▶

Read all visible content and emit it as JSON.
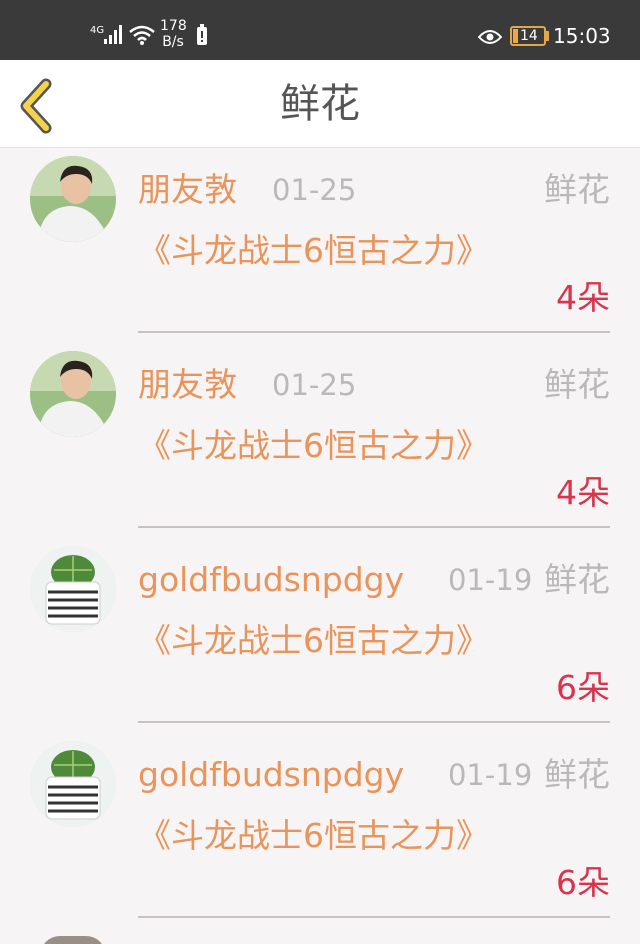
{
  "status_bar": {
    "network": "4G",
    "speed_value": "178",
    "speed_unit": "B/s",
    "battery_level": "14",
    "time": "15:03"
  },
  "header": {
    "title": "鲜花",
    "back_icon": "chevron-left-icon"
  },
  "gifts": [
    {
      "user": "朋友㪍",
      "date": "01-25",
      "type": "鲜花",
      "book": "《斗龙战士6恒古之力》",
      "count": "4朵",
      "avatar": "person-photo"
    },
    {
      "user": "朋友㪍",
      "date": "01-25",
      "type": "鲜花",
      "book": "《斗龙战士6恒古之力》",
      "count": "4朵",
      "avatar": "person-photo"
    },
    {
      "user": "goldfbudsnpdgy",
      "date": "01-19",
      "type": "鲜花",
      "book": "《斗龙战士6恒古之力》",
      "count": "6朵",
      "avatar": "cactus-photo"
    },
    {
      "user": "goldfbudsnpdgy",
      "date": "01-19",
      "type": "鲜花",
      "book": "《斗龙战士6恒古之力》",
      "count": "6朵",
      "avatar": "cactus-photo"
    }
  ],
  "colors": {
    "accent_orange": "#e8945a",
    "count_red": "#d8344d",
    "muted_gray": "#b9b9b9",
    "status_bar": "#3a3a3a",
    "back_icon_yellow": "#f3d34a"
  }
}
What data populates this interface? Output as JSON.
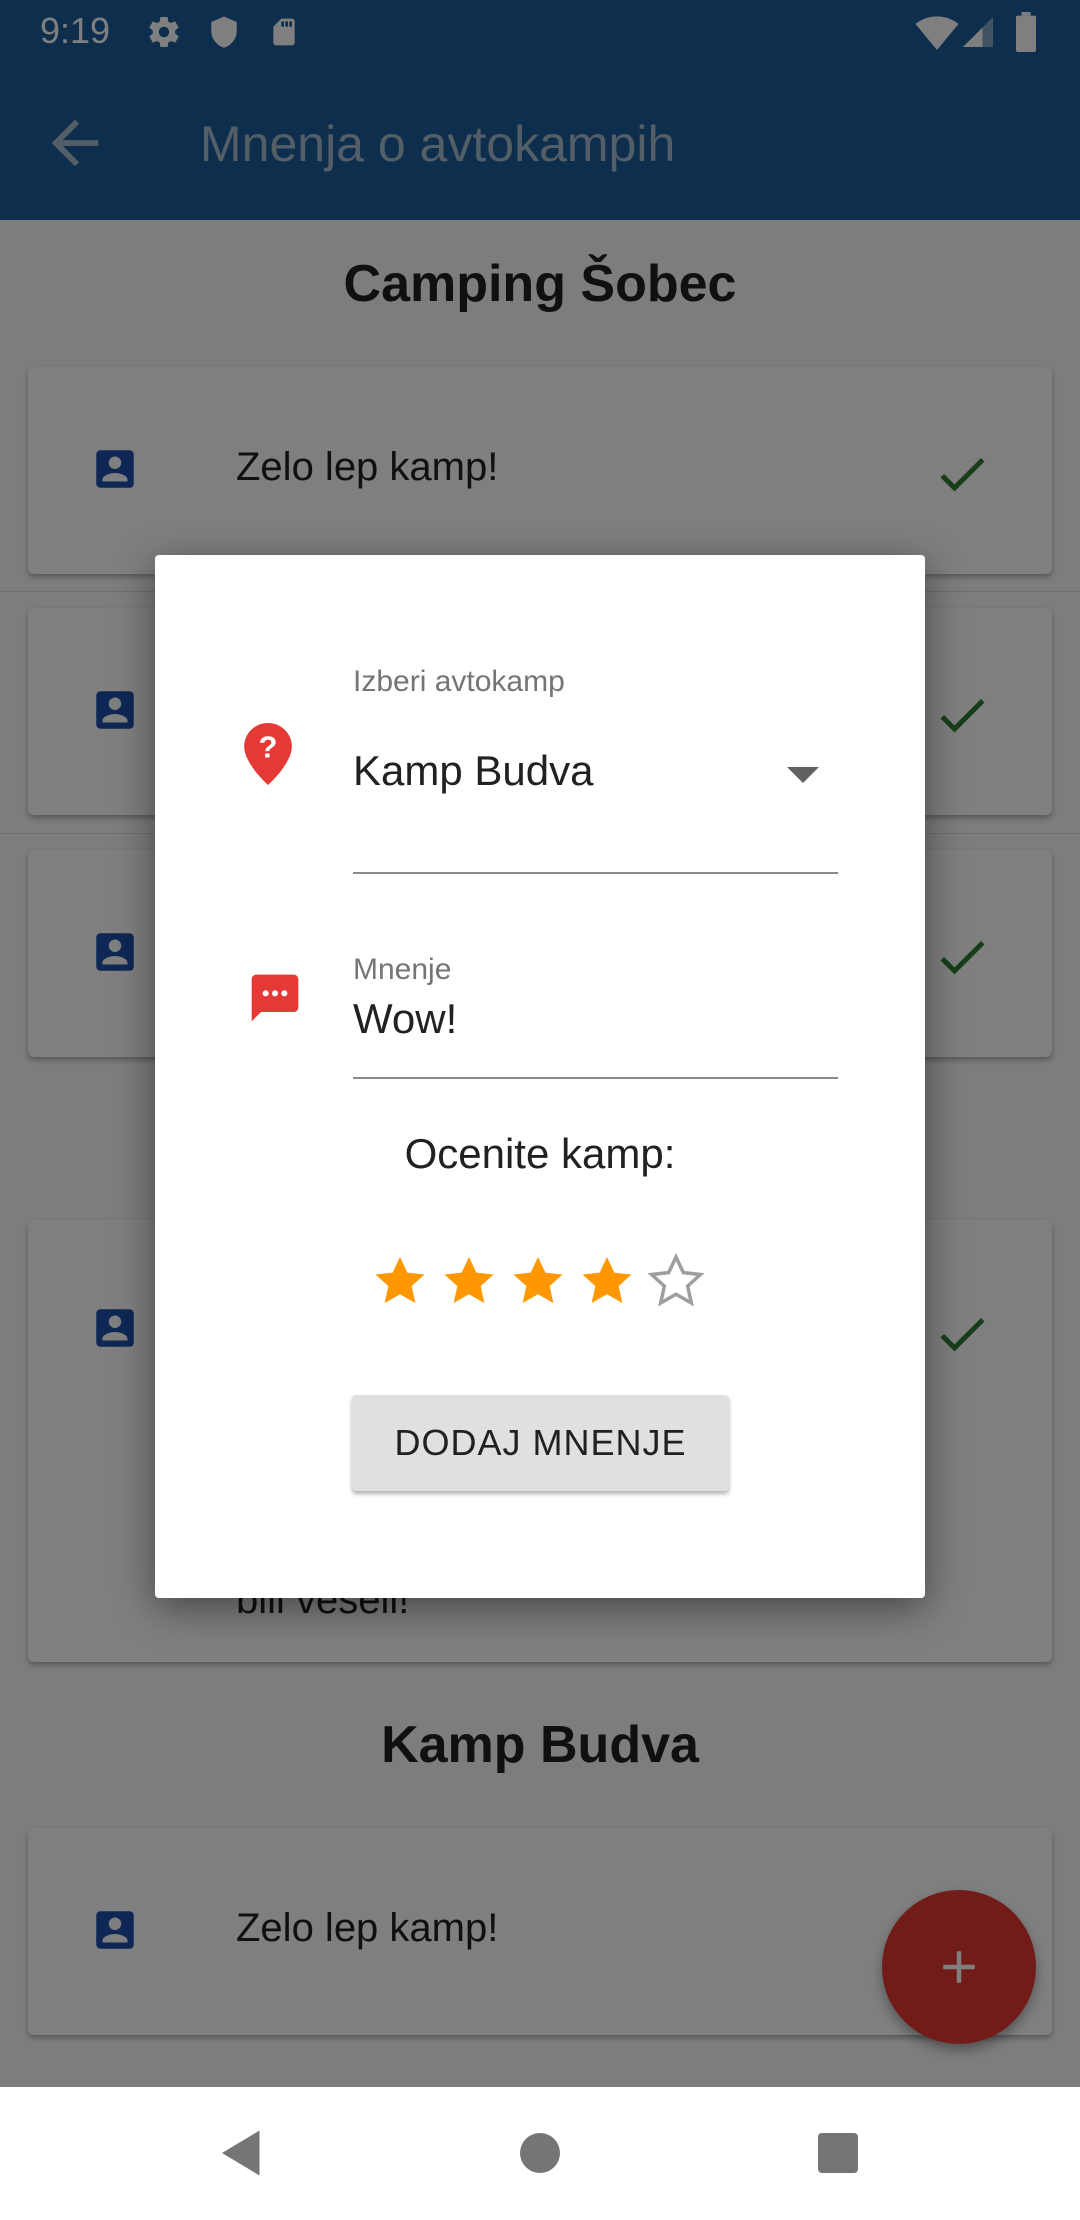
{
  "status_bar": {
    "time": "9:19"
  },
  "app_bar": {
    "title": "Mnenja o avtokampih"
  },
  "sections": [
    {
      "title": "Camping Šobec",
      "reviews": [
        {
          "text": "Zelo lep kamp!"
        },
        {
          "text": ""
        },
        {
          "text": ""
        },
        {
          "text": "bili veseli!"
        }
      ]
    },
    {
      "title": "Kamp Budva",
      "reviews": [
        {
          "text": "Zelo lep kamp!"
        }
      ]
    }
  ],
  "dialog": {
    "camp_field": {
      "label": "Izberi avtokamp",
      "value": "Kamp Budva"
    },
    "review_field": {
      "label": "Mnenje",
      "value": "Wow!"
    },
    "rating": {
      "label": "Ocenite kamp:",
      "value": 4,
      "max": 5
    },
    "submit_label": "DODAJ MNENJE"
  },
  "colors": {
    "primary": "#1c5d9a",
    "accent": "#e53935",
    "star": "#ff9800",
    "check": "#2e7d32",
    "contact_icon": "#1e4fa8"
  },
  "icons": {
    "settings": "gear-icon",
    "shield": "shield-icon",
    "sd_card": "sd-card-icon",
    "wifi": "wifi-icon",
    "signal": "signal-icon",
    "battery": "battery-icon",
    "back": "arrow-back-icon",
    "camp_picker": "place-help-icon",
    "review": "message-icon",
    "fab": "add-icon"
  }
}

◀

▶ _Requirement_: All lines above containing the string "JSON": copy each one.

▶ _Exercise answer_:
Read all visible content and emit it as JSON.
What data populates this interface? Output as JSON.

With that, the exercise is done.